Editorial Policy | Research Policy

Although alcohol use disorder can be challenging to overcome, naltrexone is a medication that can help you remain abstinent.

Staying sober can be hard when you struggle with alcohol use disorder. Alcohol is one of the most commonly available substances in America, and the temptation to drink can be overwhelming when a drink is always nearby. Fortunately, medications like naltrexone can help you avoid alcohol and stay sober.

What Is Naltrexone? 

Naltrexone (ReVia, Vivitrol) is a prescription medication used to help people stay abstinent from alcohol or opioids. However, it is not used for alcohol or opioid withdrawal and is only prescribed to people who are already abstinent but need help staying sober.

Some dosage forms of naltrexone are taken by mouth daily to help avoid alcohol or opioids, while other forms (Vivitrol) are long-acting injections that last a month.

Naltrexone Side Effects

Naltrexone has some side effects, like any drug. However, the risk of these side effects can differ depending on whether you take the injectable or oral form of the medication. Although the injectable form has a greater risk of side effects, some people prefer that dosage as it is easier than remembering to take naltrexone daily.

Some of naltrexone’s most common side effects include:

  • Injection site discomfort occurs in 65% of those on the injectable form.
  • Nausea is experienced by 29% of those on the injectable form and 10% on the oral form.
  • Headache impacts 20% of those on the injectable form and 7% on the oral form.
  • Diarrhea happens in 13% of those on the injectable form.
  • Throat inflammation is experienced by 13% of people on the injectable form.
  • Insomnia impacts 13% of those on the injectable form and 3% on the oral form.
  • Dizziness affects 13% of those on the injectable form and 4% on the oral form.

Naltrexone for Alcoholism Treatment

Naltrexone is not used for alcohol withdrawal. Instead, doctors prescribe naltrexone after withdrawal is complete, when you need help avoiding alcohol. Because naltrexone stops the enjoyable feeling you get from drinking, the drug can help you stay sober.

How Does Naltrexone Work? 

Naltrexone works by blocking opioid receptors in the brain. Because alcohol can increase the natural opioids (endorphins) your body produces, blocking opioid receptors can remove the pleasure from drinking alcohol, helping you stay sober.

Types of Naltrexone 

Naltrexone is available in the following dosage forms:

Dosage formBrand nameAvailable doseHow often to take
InjectableVivitrol380 mgMonthly
TabletReVia, also available as a generic drug50 mgDaily

Medication-Assisted Treatment for Alcohol Addiction

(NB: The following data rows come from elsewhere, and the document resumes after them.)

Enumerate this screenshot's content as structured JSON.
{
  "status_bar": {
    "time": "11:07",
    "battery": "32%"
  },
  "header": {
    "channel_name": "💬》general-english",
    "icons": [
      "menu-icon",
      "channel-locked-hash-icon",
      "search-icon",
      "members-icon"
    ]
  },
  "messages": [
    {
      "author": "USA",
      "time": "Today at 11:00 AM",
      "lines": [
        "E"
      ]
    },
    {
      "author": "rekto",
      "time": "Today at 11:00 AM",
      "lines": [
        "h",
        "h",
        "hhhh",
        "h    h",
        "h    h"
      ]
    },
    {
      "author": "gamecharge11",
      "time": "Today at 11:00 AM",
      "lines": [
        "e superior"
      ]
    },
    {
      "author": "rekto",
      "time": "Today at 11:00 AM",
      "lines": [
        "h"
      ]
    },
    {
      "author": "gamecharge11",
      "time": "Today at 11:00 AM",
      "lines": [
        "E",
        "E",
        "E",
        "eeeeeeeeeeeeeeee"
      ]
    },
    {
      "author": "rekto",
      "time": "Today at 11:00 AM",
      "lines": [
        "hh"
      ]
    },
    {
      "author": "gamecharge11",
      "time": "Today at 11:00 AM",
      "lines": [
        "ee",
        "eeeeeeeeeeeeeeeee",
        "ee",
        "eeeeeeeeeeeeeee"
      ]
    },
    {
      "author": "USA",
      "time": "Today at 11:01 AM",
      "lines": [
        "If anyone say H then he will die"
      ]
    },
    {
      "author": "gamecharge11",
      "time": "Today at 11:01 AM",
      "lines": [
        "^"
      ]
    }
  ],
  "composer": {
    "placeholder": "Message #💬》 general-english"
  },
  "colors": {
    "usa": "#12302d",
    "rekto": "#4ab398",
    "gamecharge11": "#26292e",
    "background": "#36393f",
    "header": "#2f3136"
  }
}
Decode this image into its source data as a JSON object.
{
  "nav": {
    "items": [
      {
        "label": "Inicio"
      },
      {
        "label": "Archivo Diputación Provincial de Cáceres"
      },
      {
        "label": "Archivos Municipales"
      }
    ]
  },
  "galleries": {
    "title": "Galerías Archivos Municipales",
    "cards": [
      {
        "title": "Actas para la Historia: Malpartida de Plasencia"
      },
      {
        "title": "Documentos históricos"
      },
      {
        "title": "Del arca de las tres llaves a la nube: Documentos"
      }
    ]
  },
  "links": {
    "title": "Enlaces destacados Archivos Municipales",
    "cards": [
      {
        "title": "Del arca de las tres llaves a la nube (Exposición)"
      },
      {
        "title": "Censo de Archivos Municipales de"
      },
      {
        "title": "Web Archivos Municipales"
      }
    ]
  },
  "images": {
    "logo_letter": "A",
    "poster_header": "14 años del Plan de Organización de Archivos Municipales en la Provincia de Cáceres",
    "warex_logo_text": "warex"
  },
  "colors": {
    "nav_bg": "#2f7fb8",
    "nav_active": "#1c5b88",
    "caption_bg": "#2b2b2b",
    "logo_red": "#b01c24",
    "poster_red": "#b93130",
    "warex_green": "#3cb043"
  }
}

Medication-assisted treatment (MAT) is a cornerstone in helping you overcome your alcohol addiction. At The Recovery Village Atlanta, we offer multiple expert-recommended MAT options to help you recover from alcohol addiction, including naltrexone (oral and injectable) and alternatives like acamprosate and gabapentin.

The Recovery Village Atlanta is with you every step of the way as you attain and maintain sobriety. From medical detox to rehab and MAT, we help you on your path to recovery: contact us today to learn more.

Sources

Drugs.com. “Naltrexone Monograph for Professionals.” July 19, 2021. Accessed May 7, 2023.

Drugs.com. “Vivitrol: Package Insert.” September 1, 2022. Accessed May 7, 2023.

Drugs.com. “Naltrexone: Package Insert.” December 1, 2022. Accessed May 7, 2023.

American Psychiatric Association. “Practice Guideline for the Pharmacological Treatment of Patients With Alcohol Use Disorder.” 2018. Accessed May 7, 2023.